== GIVEN DATA
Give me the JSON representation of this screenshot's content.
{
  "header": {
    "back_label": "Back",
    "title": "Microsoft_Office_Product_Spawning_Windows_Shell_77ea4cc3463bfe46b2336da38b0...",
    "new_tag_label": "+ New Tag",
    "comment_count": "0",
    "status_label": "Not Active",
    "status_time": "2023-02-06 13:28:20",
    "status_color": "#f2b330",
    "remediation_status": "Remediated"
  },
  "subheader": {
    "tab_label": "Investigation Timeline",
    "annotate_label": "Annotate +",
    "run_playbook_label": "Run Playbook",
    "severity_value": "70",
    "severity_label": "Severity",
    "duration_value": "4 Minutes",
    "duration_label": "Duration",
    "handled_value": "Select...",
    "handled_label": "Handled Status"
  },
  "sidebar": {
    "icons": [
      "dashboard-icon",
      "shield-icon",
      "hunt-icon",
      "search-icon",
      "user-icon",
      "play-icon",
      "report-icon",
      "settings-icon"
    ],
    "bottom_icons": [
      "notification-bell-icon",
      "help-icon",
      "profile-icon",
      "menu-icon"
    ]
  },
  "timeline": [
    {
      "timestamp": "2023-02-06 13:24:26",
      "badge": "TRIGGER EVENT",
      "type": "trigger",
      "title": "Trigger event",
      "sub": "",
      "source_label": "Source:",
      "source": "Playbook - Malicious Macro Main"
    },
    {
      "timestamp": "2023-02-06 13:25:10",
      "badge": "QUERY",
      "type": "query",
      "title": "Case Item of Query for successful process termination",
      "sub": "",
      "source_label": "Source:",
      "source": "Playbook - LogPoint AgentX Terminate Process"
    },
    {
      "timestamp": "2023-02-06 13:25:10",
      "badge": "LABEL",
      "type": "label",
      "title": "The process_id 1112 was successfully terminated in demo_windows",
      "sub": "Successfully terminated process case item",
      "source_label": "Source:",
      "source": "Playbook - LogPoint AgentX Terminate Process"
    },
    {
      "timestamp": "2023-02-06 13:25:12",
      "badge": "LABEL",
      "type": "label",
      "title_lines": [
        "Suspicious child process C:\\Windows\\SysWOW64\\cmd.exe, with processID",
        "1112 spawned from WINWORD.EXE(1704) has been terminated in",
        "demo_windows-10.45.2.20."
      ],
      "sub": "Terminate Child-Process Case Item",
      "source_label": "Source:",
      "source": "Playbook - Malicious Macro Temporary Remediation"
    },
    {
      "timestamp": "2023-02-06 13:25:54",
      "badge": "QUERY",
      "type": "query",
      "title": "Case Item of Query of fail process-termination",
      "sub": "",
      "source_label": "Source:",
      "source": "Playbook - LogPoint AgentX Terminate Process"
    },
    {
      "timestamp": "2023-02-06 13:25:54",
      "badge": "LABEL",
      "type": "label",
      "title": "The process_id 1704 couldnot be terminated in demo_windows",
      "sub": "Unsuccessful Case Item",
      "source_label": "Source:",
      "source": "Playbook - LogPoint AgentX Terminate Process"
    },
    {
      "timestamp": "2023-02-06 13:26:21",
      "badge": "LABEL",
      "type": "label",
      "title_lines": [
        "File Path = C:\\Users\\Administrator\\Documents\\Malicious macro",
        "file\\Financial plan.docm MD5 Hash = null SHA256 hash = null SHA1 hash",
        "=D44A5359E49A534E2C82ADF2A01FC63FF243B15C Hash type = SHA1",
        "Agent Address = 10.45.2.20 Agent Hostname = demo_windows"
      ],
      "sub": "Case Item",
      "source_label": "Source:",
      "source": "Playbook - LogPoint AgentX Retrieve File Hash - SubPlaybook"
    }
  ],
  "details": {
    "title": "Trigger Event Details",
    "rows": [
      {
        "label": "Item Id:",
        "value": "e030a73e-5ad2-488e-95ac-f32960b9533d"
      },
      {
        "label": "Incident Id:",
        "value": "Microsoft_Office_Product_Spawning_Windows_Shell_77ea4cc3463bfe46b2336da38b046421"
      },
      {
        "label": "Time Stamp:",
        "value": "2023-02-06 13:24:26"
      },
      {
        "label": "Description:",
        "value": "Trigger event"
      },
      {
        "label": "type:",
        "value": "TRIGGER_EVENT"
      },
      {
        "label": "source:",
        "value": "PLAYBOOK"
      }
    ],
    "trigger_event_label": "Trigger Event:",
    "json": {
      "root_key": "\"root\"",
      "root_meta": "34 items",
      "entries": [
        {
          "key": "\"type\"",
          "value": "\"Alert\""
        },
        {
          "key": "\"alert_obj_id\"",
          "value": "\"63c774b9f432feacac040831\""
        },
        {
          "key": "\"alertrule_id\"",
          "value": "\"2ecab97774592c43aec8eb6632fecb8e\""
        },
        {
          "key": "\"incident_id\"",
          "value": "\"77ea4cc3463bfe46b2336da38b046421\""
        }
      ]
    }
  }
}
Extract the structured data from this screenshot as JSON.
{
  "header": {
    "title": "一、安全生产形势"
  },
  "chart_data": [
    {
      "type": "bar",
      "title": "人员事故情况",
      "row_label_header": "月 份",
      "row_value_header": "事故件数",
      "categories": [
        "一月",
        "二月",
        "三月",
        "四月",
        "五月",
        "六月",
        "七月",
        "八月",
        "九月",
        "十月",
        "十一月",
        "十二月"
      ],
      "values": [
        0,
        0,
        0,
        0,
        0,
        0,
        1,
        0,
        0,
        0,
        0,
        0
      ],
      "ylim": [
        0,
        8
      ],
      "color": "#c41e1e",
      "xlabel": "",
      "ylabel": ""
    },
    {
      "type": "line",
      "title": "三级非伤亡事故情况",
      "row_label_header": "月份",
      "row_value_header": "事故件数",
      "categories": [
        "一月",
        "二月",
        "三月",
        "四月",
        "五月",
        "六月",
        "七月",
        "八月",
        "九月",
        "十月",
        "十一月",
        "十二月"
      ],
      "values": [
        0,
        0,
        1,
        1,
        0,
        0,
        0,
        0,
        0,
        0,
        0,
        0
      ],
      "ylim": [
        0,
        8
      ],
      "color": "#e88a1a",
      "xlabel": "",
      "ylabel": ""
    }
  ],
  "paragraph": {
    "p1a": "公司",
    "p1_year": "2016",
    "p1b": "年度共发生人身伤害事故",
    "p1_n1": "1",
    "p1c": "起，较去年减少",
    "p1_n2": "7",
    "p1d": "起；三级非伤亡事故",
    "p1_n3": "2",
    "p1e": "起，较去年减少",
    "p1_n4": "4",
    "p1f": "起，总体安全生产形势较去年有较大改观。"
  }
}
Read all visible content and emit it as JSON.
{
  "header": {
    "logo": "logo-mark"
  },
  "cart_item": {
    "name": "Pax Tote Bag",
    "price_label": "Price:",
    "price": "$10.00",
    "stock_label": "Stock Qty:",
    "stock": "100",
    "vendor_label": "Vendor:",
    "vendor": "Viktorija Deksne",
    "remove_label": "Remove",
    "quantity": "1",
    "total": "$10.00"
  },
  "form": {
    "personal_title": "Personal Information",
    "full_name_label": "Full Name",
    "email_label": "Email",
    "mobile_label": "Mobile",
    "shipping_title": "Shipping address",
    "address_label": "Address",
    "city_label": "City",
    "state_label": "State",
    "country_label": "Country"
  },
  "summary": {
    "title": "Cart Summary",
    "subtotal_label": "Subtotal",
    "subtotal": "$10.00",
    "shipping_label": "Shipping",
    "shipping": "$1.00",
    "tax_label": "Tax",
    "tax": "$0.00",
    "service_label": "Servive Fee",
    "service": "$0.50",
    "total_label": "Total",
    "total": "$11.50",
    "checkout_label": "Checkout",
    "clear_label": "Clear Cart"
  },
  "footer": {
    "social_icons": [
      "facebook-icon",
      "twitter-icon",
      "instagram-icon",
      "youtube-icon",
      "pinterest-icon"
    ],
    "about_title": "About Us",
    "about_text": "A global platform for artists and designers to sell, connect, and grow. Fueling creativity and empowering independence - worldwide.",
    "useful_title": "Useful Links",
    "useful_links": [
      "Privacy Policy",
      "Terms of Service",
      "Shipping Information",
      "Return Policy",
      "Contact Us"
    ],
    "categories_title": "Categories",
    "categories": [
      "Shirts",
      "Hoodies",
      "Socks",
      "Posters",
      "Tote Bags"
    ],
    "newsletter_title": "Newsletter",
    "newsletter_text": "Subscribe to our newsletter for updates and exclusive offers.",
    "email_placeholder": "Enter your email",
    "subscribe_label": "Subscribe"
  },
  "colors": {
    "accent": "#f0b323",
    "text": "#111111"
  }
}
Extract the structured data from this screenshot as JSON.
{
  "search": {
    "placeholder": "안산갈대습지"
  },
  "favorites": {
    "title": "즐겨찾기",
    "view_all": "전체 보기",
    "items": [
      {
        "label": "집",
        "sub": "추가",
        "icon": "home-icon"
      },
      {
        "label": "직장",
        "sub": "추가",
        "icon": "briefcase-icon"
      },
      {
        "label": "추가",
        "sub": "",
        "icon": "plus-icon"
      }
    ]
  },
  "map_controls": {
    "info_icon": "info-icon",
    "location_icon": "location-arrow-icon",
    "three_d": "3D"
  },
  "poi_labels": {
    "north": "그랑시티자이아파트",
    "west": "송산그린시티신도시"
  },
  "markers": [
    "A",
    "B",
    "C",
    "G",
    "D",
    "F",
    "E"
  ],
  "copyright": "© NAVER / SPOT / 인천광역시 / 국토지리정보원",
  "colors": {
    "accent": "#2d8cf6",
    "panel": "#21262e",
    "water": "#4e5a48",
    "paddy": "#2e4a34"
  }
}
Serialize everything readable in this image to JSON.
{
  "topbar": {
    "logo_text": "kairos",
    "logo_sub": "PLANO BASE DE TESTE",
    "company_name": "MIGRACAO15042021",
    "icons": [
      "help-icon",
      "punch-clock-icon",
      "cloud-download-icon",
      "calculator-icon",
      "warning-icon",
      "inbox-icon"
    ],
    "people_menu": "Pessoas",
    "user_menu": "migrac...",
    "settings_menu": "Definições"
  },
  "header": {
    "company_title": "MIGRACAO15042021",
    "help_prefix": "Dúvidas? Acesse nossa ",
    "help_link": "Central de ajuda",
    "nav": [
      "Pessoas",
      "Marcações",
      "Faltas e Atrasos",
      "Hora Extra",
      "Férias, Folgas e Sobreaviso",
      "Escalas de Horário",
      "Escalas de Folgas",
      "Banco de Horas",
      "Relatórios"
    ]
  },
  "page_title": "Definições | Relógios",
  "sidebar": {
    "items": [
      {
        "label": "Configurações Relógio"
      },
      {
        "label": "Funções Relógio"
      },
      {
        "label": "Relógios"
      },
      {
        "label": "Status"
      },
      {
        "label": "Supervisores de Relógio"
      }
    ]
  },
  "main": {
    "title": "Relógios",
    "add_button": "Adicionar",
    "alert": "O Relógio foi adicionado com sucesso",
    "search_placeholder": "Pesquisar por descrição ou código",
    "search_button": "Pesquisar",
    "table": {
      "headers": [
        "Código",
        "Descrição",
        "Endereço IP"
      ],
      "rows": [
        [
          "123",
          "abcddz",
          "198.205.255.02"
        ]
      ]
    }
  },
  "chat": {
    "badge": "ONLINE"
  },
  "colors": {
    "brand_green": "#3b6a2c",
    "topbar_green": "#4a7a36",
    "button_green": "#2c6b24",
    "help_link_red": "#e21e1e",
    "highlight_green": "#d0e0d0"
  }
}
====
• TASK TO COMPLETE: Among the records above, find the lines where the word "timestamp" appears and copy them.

• WRITTEN ANSWER:
      "timestamp": "2023-02-06 13:24:26",
      "timestamp": "2023-02-06 13:25:10",
      "timestamp": "2023-02-06 13:25:10",
      "timestamp": "2023-02-06 13:25:12",
      "timestamp": "2023-02-06 13:25:54",
      "timestamp": "2023-02-06 13:25:54",
      "timestamp": "2023-02-06 13:26:21",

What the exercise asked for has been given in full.